Stone makes it abundantly clear where his politics lie and what he thinks of these characters and this is the director at his most heavy-handed. The camera is forever circling characters, often zooming and panning around, often seemingly at random. But amongst his usual hyper-active grasp of cinematic style he does manage some genuinely inspired visual motifs, such as a graphic that likens the New York skyline to a diagram of boom and bust economics – a fitting metaphor, given how closely the growth of the city was itself tied up with the growth of international capitalism (with skyscrapers built by the biggest tycoons of the early twentieth century).
But generally, the director's bombast approach left me as cold as it ever has. He is helped a little in this instance by solid performers, with even LaBeouf shinning. But the focus on the relationship triangle between LaBeouf, Mulligan and Douglas is surplus to requirements (not to mention deadly dull) in a film which would do better to keep its eye on Wall Street. The resolution of this storyline is also pretty dire, feeling rushed and contrived – it seems to come from nowhere, not based on anything we have seen in the preceding two hours.
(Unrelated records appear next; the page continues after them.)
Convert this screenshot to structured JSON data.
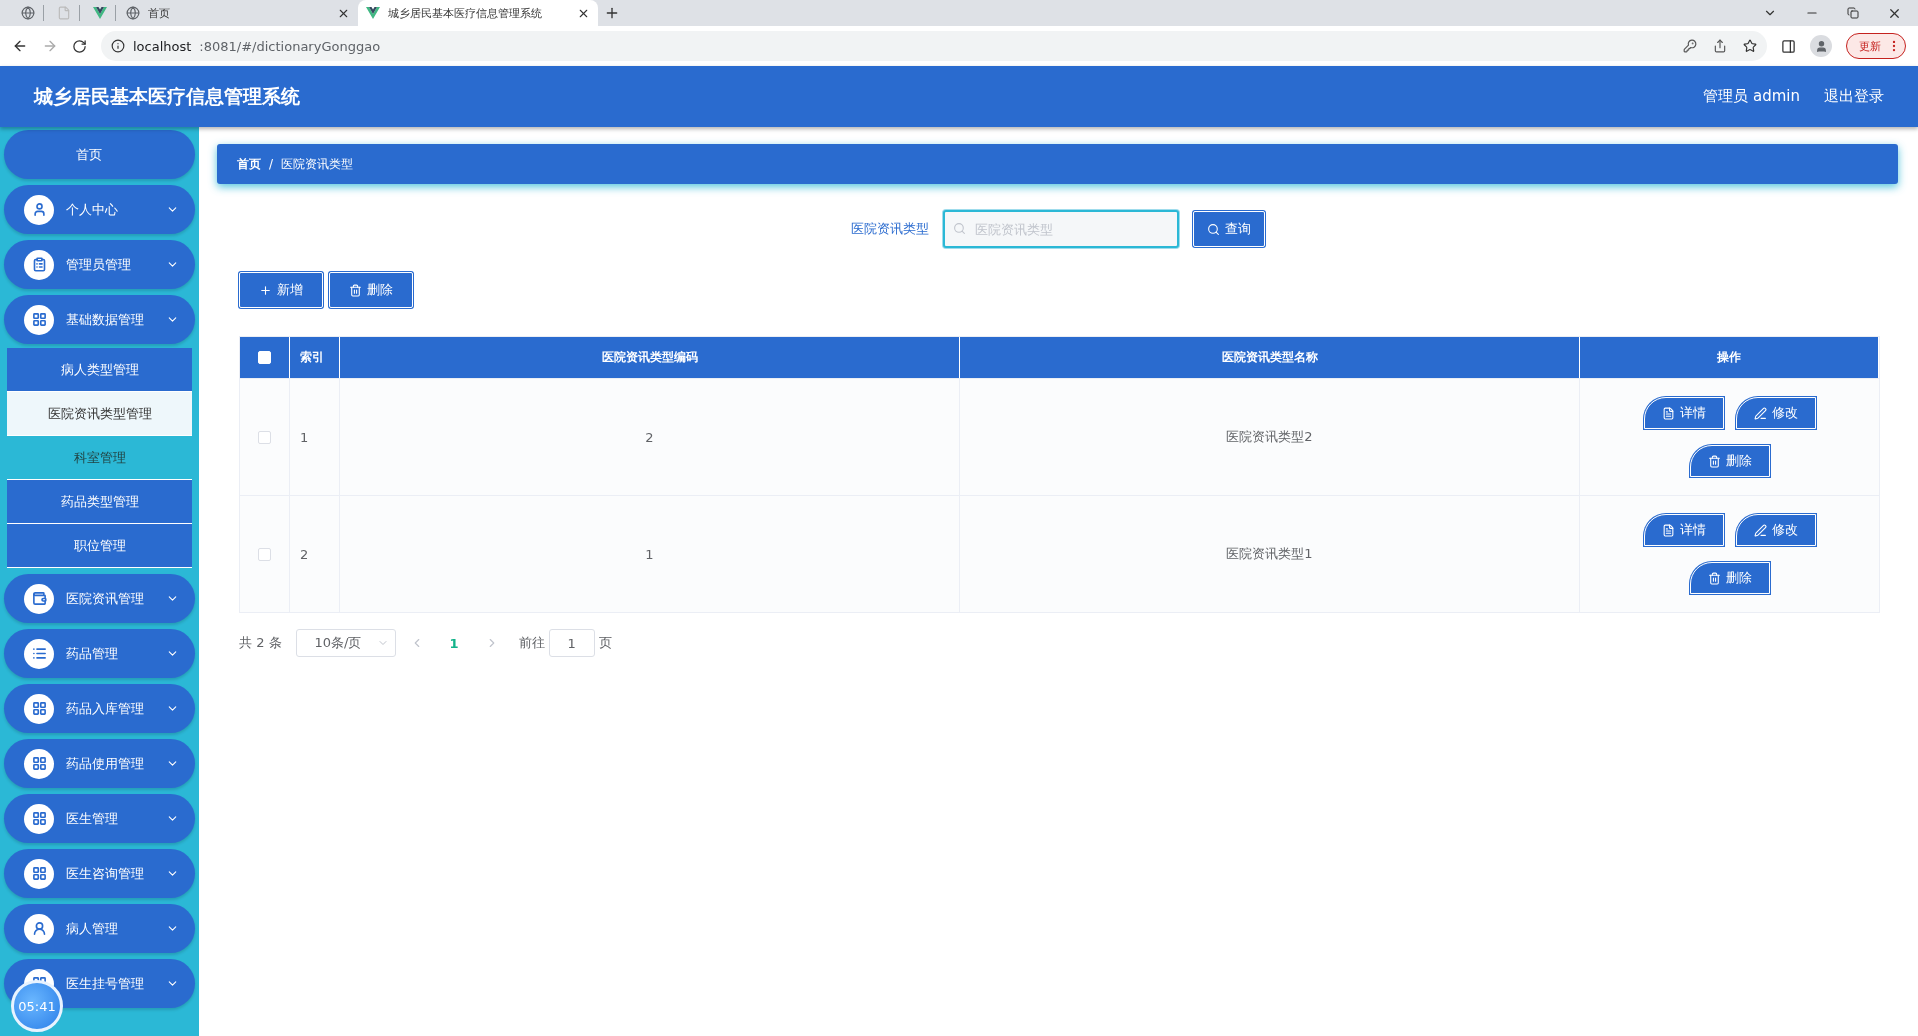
{
  "browser": {
    "tabs": [
      {
        "kind": "icon",
        "selected": false
      },
      {
        "kind": "icon",
        "selected": false
      },
      {
        "kind": "icon",
        "selected": false
      },
      {
        "kind": "page",
        "title": "首页",
        "selected": false
      },
      {
        "kind": "page",
        "title": "城乡居民基本医疗信息管理系统",
        "selected": true
      }
    ],
    "url_host": "localhost",
    "url_rest": ":8081/#/dictionaryGonggao",
    "update_button": "更新"
  },
  "header": {
    "title": "城乡居民基本医疗信息管理系统",
    "user": "管理员 admin",
    "logout": "退出登录"
  },
  "sidebar": {
    "items": [
      {
        "label": "首页",
        "kind": "home"
      },
      {
        "label": "个人中心",
        "kind": "menu"
      },
      {
        "label": "管理员管理",
        "kind": "menu"
      },
      {
        "label": "基础数据管理",
        "kind": "menu",
        "children": [
          {
            "label": "病人类型管理",
            "selected": false,
            "hovered": false
          },
          {
            "label": "医院资讯类型管理",
            "selected": true,
            "hovered": false
          },
          {
            "label": "科室管理",
            "selected": false,
            "hovered": true
          },
          {
            "label": "药品类型管理",
            "selected": false,
            "hovered": false
          },
          {
            "label": "职位管理",
            "selected": false,
            "hovered": false
          }
        ]
      },
      {
        "label": "医院资讯管理",
        "kind": "menu"
      },
      {
        "label": "药品管理",
        "kind": "menu"
      },
      {
        "label": "药品入库管理",
        "kind": "menu"
      },
      {
        "label": "药品使用管理",
        "kind": "menu"
      },
      {
        "label": "医生管理",
        "kind": "menu"
      },
      {
        "label": "医生咨询管理",
        "kind": "menu"
      },
      {
        "label": "病人管理",
        "kind": "menu"
      },
      {
        "label": "医生挂号管理",
        "kind": "menu"
      }
    ]
  },
  "breadcrumb": {
    "items": [
      "首页",
      "医院资讯类型"
    ],
    "separator": "/"
  },
  "search": {
    "label": "医院资讯类型",
    "placeholder": "医院资讯类型",
    "button": "查询"
  },
  "toolbar": [
    {
      "kind": "add",
      "label": "新增"
    },
    {
      "kind": "delete",
      "label": "删除"
    }
  ],
  "table": {
    "header_checked": false,
    "columns": [
      "索引",
      "医院资讯类型编码",
      "医院资讯类型名称",
      "操作"
    ],
    "rows": [
      {
        "checked": false,
        "index": "1",
        "code": "2",
        "name": "医院资讯类型2",
        "actions": [
          {
            "kind": "detail",
            "label": "详情"
          },
          {
            "kind": "edit",
            "label": "修改"
          },
          {
            "kind": "delete",
            "label": "删除"
          }
        ]
      },
      {
        "checked": false,
        "index": "2",
        "code": "1",
        "name": "医院资讯类型1",
        "actions": [
          {
            "kind": "detail",
            "label": "详情"
          },
          {
            "kind": "edit",
            "label": "修改"
          },
          {
            "kind": "delete",
            "label": "删除"
          }
        ]
      }
    ]
  },
  "pagination": {
    "total": "共 2 条",
    "page_size": "10条/页",
    "pages": [
      {
        "label": "1",
        "selected": true
      }
    ],
    "goto": "前往",
    "goto_value": "1",
    "page_suffix": "页"
  },
  "overlay": {
    "timer": "05:41"
  }
}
'Wall Street: Money Never Sleeps' is, to my mind, the quintessential Oliver Stone film. It's overlong, brash, simplistic and oddly proud of itself at the same time. The camera is never still, the dialogue is trite and feels written, with an emphasis on style over substance which runs counter to Stone's obvious genuine interest in his chosen subject matter. However, it is also, like the rest of his work, boldly topical and daringly propagandist.
In the end it feels reminiscent of watching him interview South American leaders earlier this year in ‘South of the Border’, having unprecedented access to people like Raul Castro and Hugo Chavez, but in the end wasting the opportunity asking them to play soccer with him or enquiring about how many pairs of shoes they own. I'm thrilled that he is out there making these films, usually attracting big stars and big budgets. I just wish that he had the intellect or the artistry to support his obvious ambition - and, what I believe, are good intentions.
'Wall Street: Money Never Sleeps' is out in the UK on the 6th of October and is rated '12A' by the BBFC.